As first reported by 9to5Google, Google provided ZDNet with the following statement:

Google Store has sold through its inventory and completed sales of Pixel 4|4XL. For people who are still interested in buying Pixel 4|4XL, the product is available from some partners while supplies last. Just like all Pixel devices, Pixel 4 will continue to get software and security updates for at least 3 years from when the device first became available on the Google Store in the US.

As Google states, if you want a Pixel 4 or Pixel 4 XL, you can't buy it directly from Google. That said, it appears there's some inventory left at the Google Store, for the Pixel 4 at least, as we're able to add one to our cart at the time of publication. The Pixel 4 XL, however, is currently sold out. 

As we've detailed before, the Pixel 4 isn't a good phone. Battery life is horrible, and it was simply too expensive for what it offered at launch. The camera is great, but still doesn't justify its shortcomings. 

Google recently announced the Pixel 4A, a mid-range smartphone that's priced at $349, and reviews have been positive so far.
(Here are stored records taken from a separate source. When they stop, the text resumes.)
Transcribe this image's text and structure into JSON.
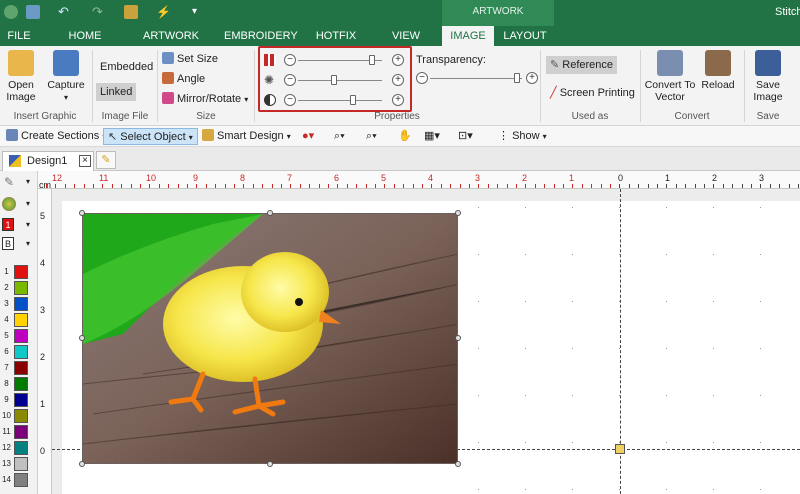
{
  "window": {
    "title": "Stitch"
  },
  "ribbon_tabs": {
    "file": "FILE",
    "home": "HOME",
    "artwork": "ARTWORK",
    "embroidery": "EMBROIDERY",
    "hotfix": "HOTFIX",
    "view": "VIEW",
    "image": "IMAGE",
    "layout": "LAYOUT",
    "context_group": "ARTWORK"
  },
  "insert_graphic": {
    "open_image": "Open Image",
    "capture": "Capture",
    "label": "Insert Graphic"
  },
  "image_file": {
    "embedded": "Embedded",
    "linked": "Linked",
    "label": "Image File"
  },
  "size": {
    "set_size": "Set Size",
    "angle": "Angle",
    "mirror_rotate": "Mirror/Rotate",
    "label": "Size"
  },
  "properties": {
    "label": "Properties",
    "brightness": 0.88,
    "saturation": 0.43,
    "contrast": 0.66,
    "transparency_label": "Transparency:",
    "transparency": 0.95
  },
  "used_as": {
    "reference": "Reference",
    "screen_printing": "Screen Printing",
    "label": "Used as"
  },
  "convert": {
    "convert_to_vector": "Convert To Vector",
    "reload": "Reload",
    "label": "Convert"
  },
  "save": {
    "save_image": "Save Image",
    "label": "Save"
  },
  "toolbar": {
    "create_sections": "Create Sections",
    "select_object": "Select Object",
    "smart_design": "Smart Design",
    "show": "Show"
  },
  "doc_tab": {
    "name": "Design1"
  },
  "palette": [
    {
      "n": "1",
      "color": "#e01010"
    },
    {
      "n": "2",
      "color": "#7ab800"
    },
    {
      "n": "3",
      "color": "#0050c8"
    },
    {
      "n": "4",
      "color": "#ffd200"
    },
    {
      "n": "5",
      "color": "#c000c0"
    },
    {
      "n": "6",
      "color": "#10c8c8"
    },
    {
      "n": "7",
      "color": "#8a0000"
    },
    {
      "n": "8",
      "color": "#007a00"
    },
    {
      "n": "9",
      "color": "#000090"
    },
    {
      "n": "10",
      "color": "#8a8a00"
    },
    {
      "n": "11",
      "color": "#7a007a"
    },
    {
      "n": "12",
      "color": "#008080"
    },
    {
      "n": "13",
      "color": "#c0c0c0"
    },
    {
      "n": "14",
      "color": "#808080"
    }
  ],
  "left_tools": {
    "color1": "1",
    "colorB": "B"
  },
  "ruler": {
    "unit": "cm",
    "top_red": [
      "12",
      "11",
      "10",
      "9",
      "8",
      "7",
      "6",
      "5",
      "4",
      "3",
      "2",
      "1"
    ],
    "top_black": [
      "0",
      "1",
      "2",
      "3"
    ],
    "left": [
      "5",
      "4",
      "3",
      "2",
      "1",
      "0"
    ]
  }
}
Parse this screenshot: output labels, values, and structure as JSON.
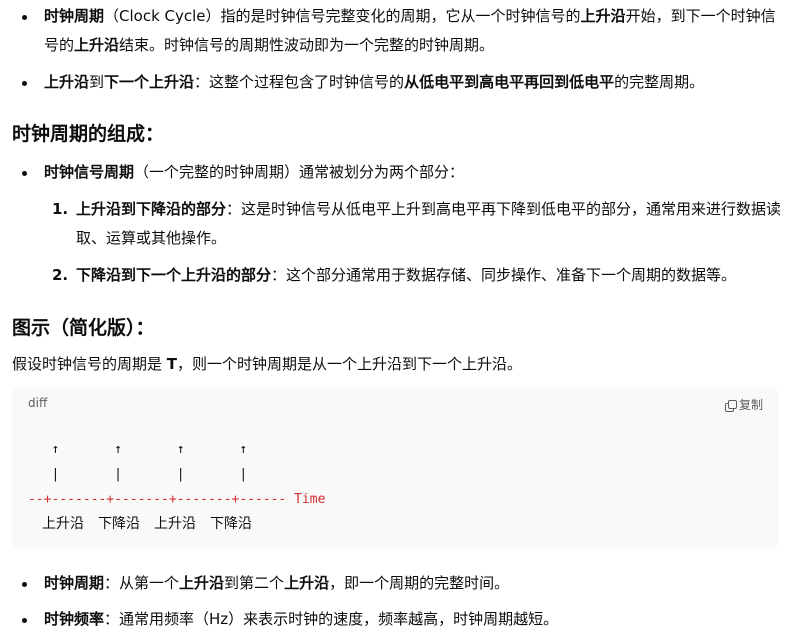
{
  "intro_list": [
    {
      "t1": "时钟周期",
      "t2": "（Clock Cycle）指的是时钟信号完整变化的周期，它从一个时钟信号的",
      "t3": "上升沿",
      "t4": "开始，到下一个时钟信号的",
      "t5": "上升沿",
      "t6": "结束。时钟信号的周期性波动即为一个完整的时钟周期。"
    },
    {
      "t1": "上升沿",
      "t2": "到",
      "t3": "下一个上升沿",
      "t4": "：这整个过程包含了时钟信号的",
      "t5": "从低电平到高电平再回到低电平",
      "t6": "的完整周期。"
    }
  ],
  "section1": {
    "heading": "时钟周期的组成：",
    "bullet": {
      "bold": "时钟信号周期",
      "rest": "（一个完整的时钟周期）通常被划分为两个部分："
    },
    "ordered": [
      {
        "num": "1.",
        "bold": "上升沿到下降沿的部分",
        "rest": "：这是时钟信号从低电平上升到高电平再下降到低电平的部分，通常用来进行数据读取、运算或其他操作。"
      },
      {
        "num": "2.",
        "bold": "下降沿到下一个上升沿的部分",
        "rest": "：这个部分通常用于数据存储、同步操作、准备下一个周期的数据等。"
      }
    ]
  },
  "section2": {
    "heading": "图示（简化版）：",
    "para_a": "假设时钟信号的周期是 ",
    "para_b": "T",
    "para_c": "，则一个时钟周期是从一个上升沿到下一个上升沿。"
  },
  "code": {
    "lang": "diff",
    "copy_label": "复制",
    "line_arrows": "   ↑       ↑       ↑       ↑",
    "line_bars": "   |       |       |       |",
    "line_axis": "--+-------+-------+-------+------ Time",
    "labels": [
      "上升沿",
      "下降沿",
      "上升沿",
      "下降沿"
    ]
  },
  "outro_list": [
    {
      "t1": "时钟周期",
      "t2": "：从第一个",
      "t3": "上升沿",
      "t4": "到第二个",
      "t5": "上升沿",
      "t6": "，即一个周期的完整时间。"
    },
    {
      "t1": "时钟频率",
      "t2": "：通常用频率（Hz）来表示时钟的速度，频率越高，时钟周期越短。"
    }
  ]
}
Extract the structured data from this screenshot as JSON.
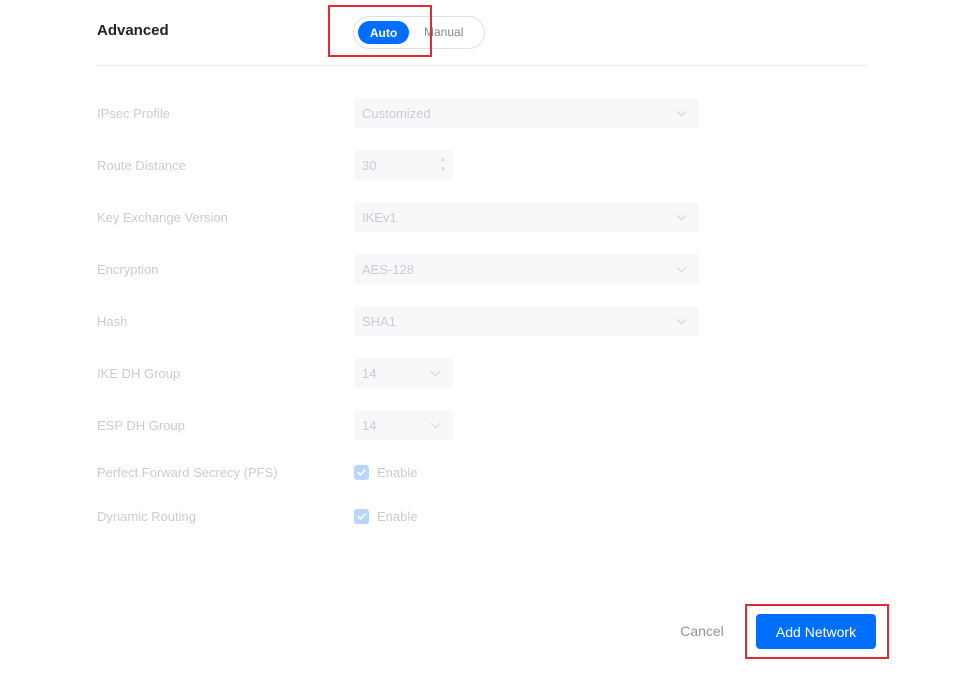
{
  "section": {
    "title": "Advanced"
  },
  "mode_toggle": {
    "auto_label": "Auto",
    "manual_label": "Manual",
    "selected": "Auto"
  },
  "fields": {
    "ipsec_profile": {
      "label": "IPsec Profile",
      "value": "Customized"
    },
    "route_distance": {
      "label": "Route Distance",
      "value": "30"
    },
    "key_exchange_version": {
      "label": "Key Exchange Version",
      "value": "IKEv1"
    },
    "encryption": {
      "label": "Encryption",
      "value": "AES-128"
    },
    "hash": {
      "label": "Hash",
      "value": "SHA1"
    },
    "ike_dh_group": {
      "label": "IKE DH Group",
      "value": "14"
    },
    "esp_dh_group": {
      "label": "ESP DH Group",
      "value": "14"
    },
    "pfs": {
      "label": "Perfect Forward Secrecy (PFS)",
      "checkbox_label": "Enable",
      "checked": true
    },
    "dynamic_routing": {
      "label": "Dynamic Routing",
      "checkbox_label": "Enable",
      "checked": true
    }
  },
  "footer": {
    "cancel_label": "Cancel",
    "submit_label": "Add Network"
  },
  "colors": {
    "accent": "#006fff",
    "highlight": "#e02b35",
    "disabled_text": "#c9ccd1",
    "checkbox_disabled": "#b8d6fd"
  }
}
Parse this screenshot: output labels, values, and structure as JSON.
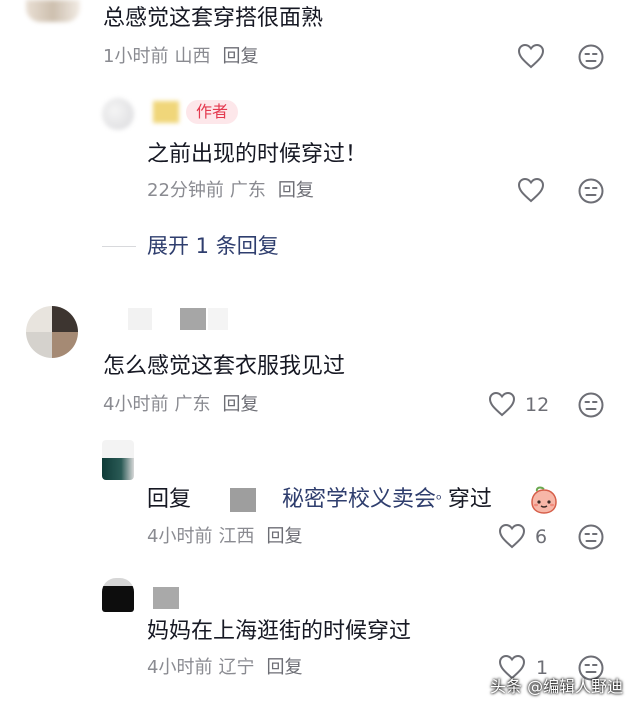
{
  "comments": [
    {
      "text": "总感觉这套穿搭很面熟",
      "time": "1小时前",
      "location": "山西",
      "reply_label": "回复"
    },
    {
      "author_tag": "作者",
      "text": "之前出现的时候穿过！",
      "time": "22分钟前",
      "location": "广东",
      "reply_label": "回复"
    },
    {
      "expand_label": "展开 1 条回复"
    },
    {
      "text": "怎么感觉这套衣服我见过",
      "time": "4小时前",
      "location": "广东",
      "reply_label": "回复",
      "like_count": "12"
    },
    {
      "reply_prefix": "回复",
      "mention": "秘密学校义卖会",
      "mention_suffix": "ᵒ",
      "text": "穿过",
      "emoji": "peach-face-emoji",
      "time": "4小时前",
      "location": "江西",
      "reply_label": "回复",
      "like_count": "6"
    },
    {
      "text": "妈妈在上海逛街的时候穿过",
      "time": "4小时前",
      "location": "辽宁",
      "reply_label": "回复",
      "like_count": "1"
    }
  ],
  "watermark": "头条 @编辑人野迪",
  "icons": {
    "like": "heart-outline-icon",
    "dislike": "neutral-face-icon"
  }
}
I've been using one for about 24 hours and it's been a solid experience. 

Google also pre-announced the Pixel 4A (5G) and the Pixel 5, but hasn't said when either phone would launch, outside a vague "in the coming months." So, if you're a loyal Pixel fan, you're either stuck waiting for the Pixel 5 and hoping Google gets it right, or going with the Pixel 4A. 

Google's Pixel division feels very lost right now. Hopefully, the company is able to figure out exactly what it wants the Pixel line to be, and start executing on that vision. Up until now, each Pixel release has felt like Google was still trying to figure out what the Pixel line is, what it should do, and how it should do it -- outside having arguably the best camera on a smartphone.